The question for this year’s budget making is should the Labour Council continue to make ‘impossible choices’ and continue to cut off its own limbs.

My answer to that quuestion is ‘No’. Doing the ‘impossible’ is also doing the morally unjustifiable.

The impossible is compounded by the constant moving of goalposts by the Coalition, the Council Tax Benefit changes which will not only put more families into poverty and increase the number of defaults, the increased temporary housing costs caused by homelesslessness after the Housing Benefit cap, increased costs for Adult Social care, the permitted (but not encouraged)  increase in Council Tax without a local referendum now established at 2% (3.5% envisaged in forward planning) and anyway such an increase would again hit the poorest in the borough. Only yesterday I heard that in one month 63 children, affected by the housing benefit cap, have moved from a local primary school.
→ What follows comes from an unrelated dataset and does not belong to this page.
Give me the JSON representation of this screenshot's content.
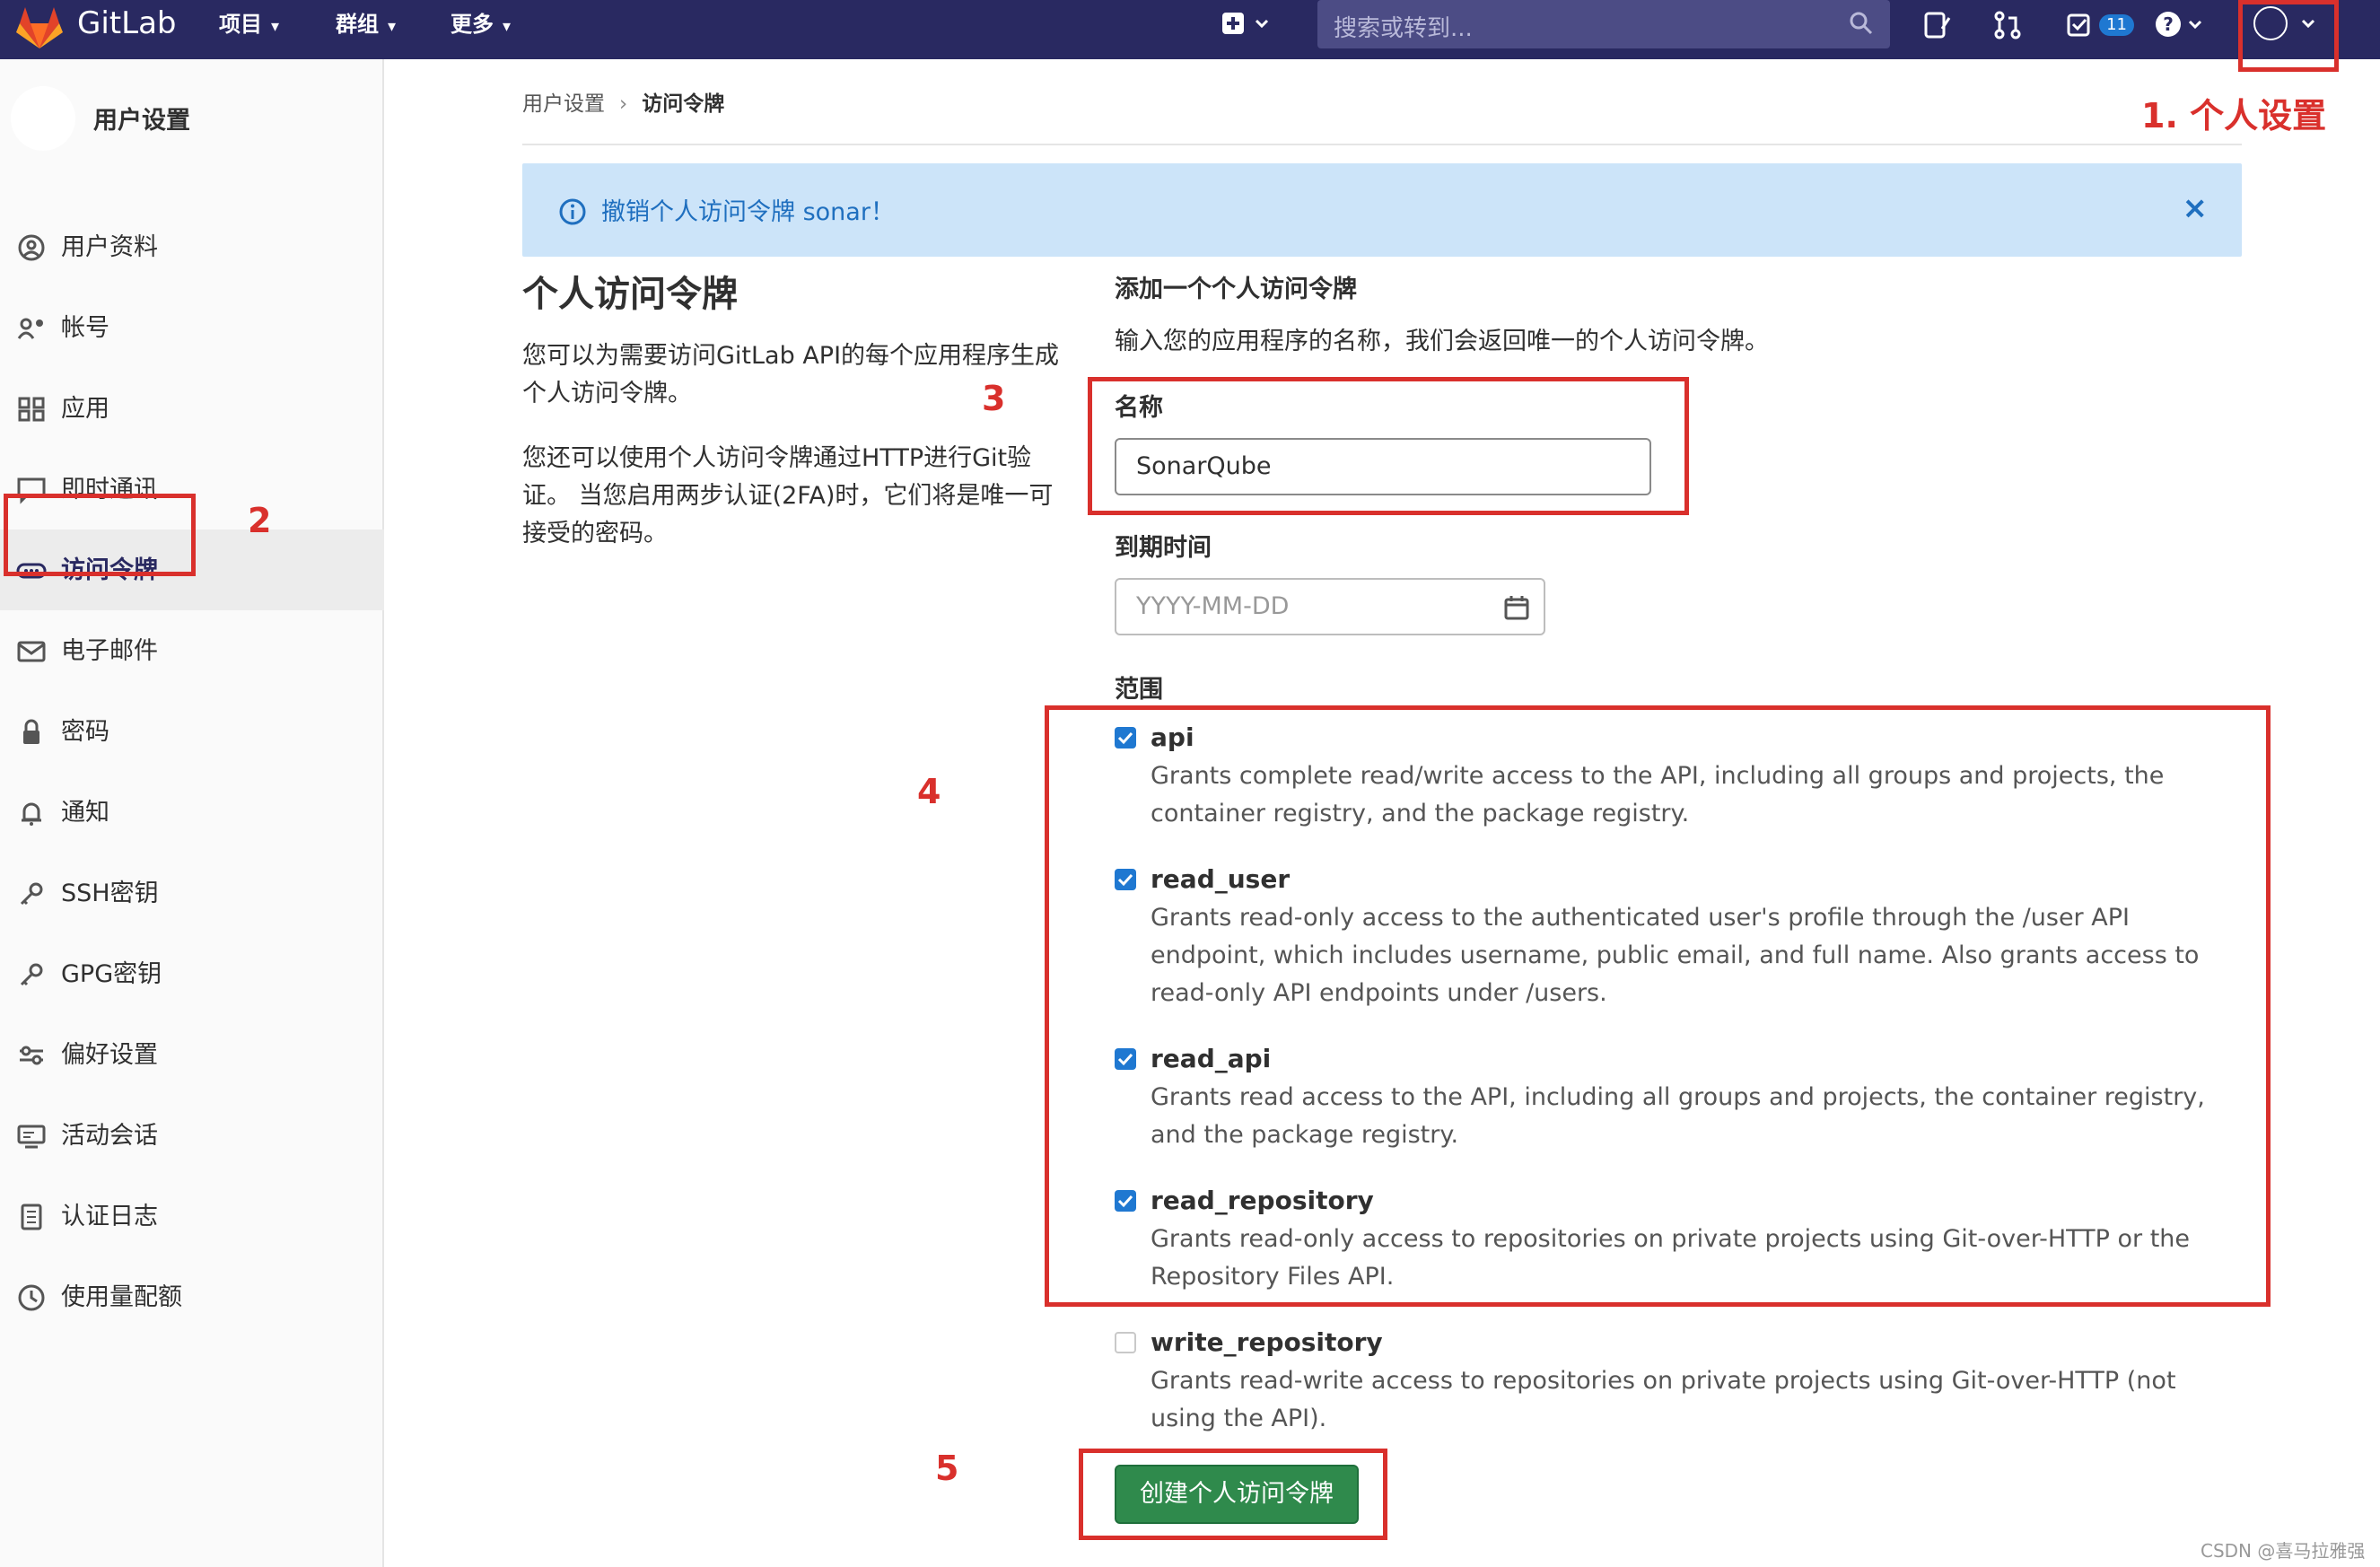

To truly represent local people the Council needs to devise a ‘needs budget’ which reflects the true cost of services that the people of Brent need to maintain their quality of life, consult on this in imaginative ways including going to the community in schools, community centres, places of worship and publicise it, and make sure that people understand who is responsible for the cuts being imposed and the implications of more cuts. Gathering mass support in this way through local action, and working with other councils, especially London ones, for a common approach, could begin a concerted campaign against Coalition policies.

Ken Livingstone, back in the days of the GLC, mounted a fierce challenge against Margaret Thatcher from his County Hal base.  Yes, it didn’t succeed in its immediate aims but did help undermine her in the long-term with an alternative popular agenda.  Brent Council could be in the forefront of such a campaign.


Unknown said...

Great analogy Brent as the Black Night chopping their own limbs off at the government's behest.

Anonymous said...

Shame you can't offer anything more interesting that 'refuse to set a balanced budget' - is this what the Greens in Brighton are doing?

Martin Francis said...

I am a member of Green Left and we have been involved in an ongoing debate with Brighton councillors about what action to take. I don't 'think refusing to make a balanced budget' in isolation will work. As I said there should be a process of producing a needs based budget, perhaps a 'shadow' budget, that is based on what services are required to support people in Brent. This would be done by going out into the community and discussing and debating the issues involved and attempting to get genuine public support for any strategy that is adopted. That means being straight with people about the effects of cuts that would be involved in setting a balanced budget rather than dressing them up as 'savings', 'transformation' etc. At present there appear to be no plans in Brent for such a transparent and accessible involvement of local people. I would advocate such an approach for any council, Labour, Green or whatever, that recognise enough is enough. There would then be a need for those councils to get together to form a united campaign challenging the Coalition's cuts to local authority budgets.